To do
Return all of the listing word for word; the pictures stay out.

Extracted information
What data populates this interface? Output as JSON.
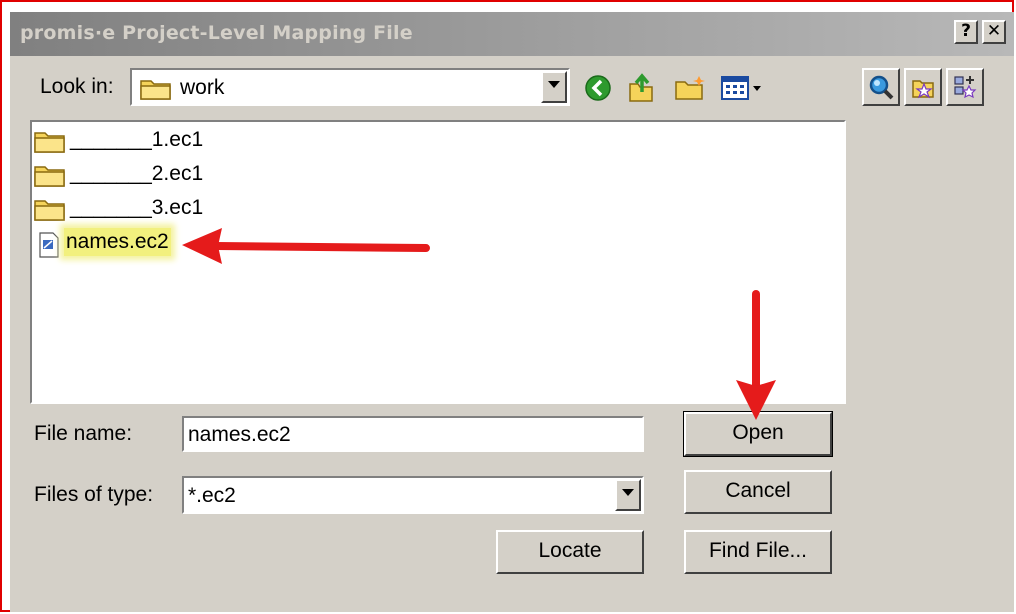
{
  "window": {
    "title": "promis·e Project-Level Mapping File",
    "help_label": "?",
    "close_label": "✕"
  },
  "lookin": {
    "label": "Look in:",
    "value": "work"
  },
  "files": [
    {
      "name": "_______1.ec1",
      "type": "folder"
    },
    {
      "name": "_______2.ec1",
      "type": "folder"
    },
    {
      "name": "_______3.ec1",
      "type": "folder"
    },
    {
      "name": "names.ec2",
      "type": "file",
      "selected": true
    }
  ],
  "filename": {
    "label": "File name:",
    "value": "names.ec2"
  },
  "filetype": {
    "label": "Files of type:",
    "value": "*.ec2"
  },
  "buttons": {
    "open": "Open",
    "cancel": "Cancel",
    "locate": "Locate",
    "find_file": "Find File..."
  },
  "colors": {
    "annotation_arrow": "#e51b1b",
    "highlight": "#f2f07e",
    "frame": "#e00000"
  },
  "icons": [
    "folder-icon",
    "back-icon",
    "up-folder-icon",
    "new-folder-icon",
    "view-menu-icon",
    "search-icon",
    "star-folder-icon",
    "add-star-icon",
    "document-icon"
  ]
}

Worked solution
What data populates this interface? Output as JSON.
{
  "window": {
    "title": "promis·e Project-Level Mapping File",
    "help_label": "?",
    "close_label": "✕"
  },
  "lookin": {
    "label": "Look in:",
    "value": "work"
  },
  "files": [
    {
      "name": "_______1.ec1",
      "type": "folder"
    },
    {
      "name": "_______2.ec1",
      "type": "folder"
    },
    {
      "name": "_______3.ec1",
      "type": "folder"
    },
    {
      "name": "names.ec2",
      "type": "file",
      "selected": true
    }
  ],
  "filename": {
    "label": "File name:",
    "value": "names.ec2"
  },
  "filetype": {
    "label": "Files of type:",
    "value": "*.ec2"
  },
  "buttons": {
    "open": "Open",
    "cancel": "Cancel",
    "locate": "Locate",
    "find_file": "Find File..."
  },
  "colors": {
    "annotation_arrow": "#e51b1b",
    "highlight": "#f2f07e",
    "frame": "#e00000"
  },
  "icons": [
    "folder-icon",
    "back-icon",
    "up-folder-icon",
    "new-folder-icon",
    "view-menu-icon",
    "search-icon",
    "star-folder-icon",
    "add-star-icon",
    "document-icon"
  ]
}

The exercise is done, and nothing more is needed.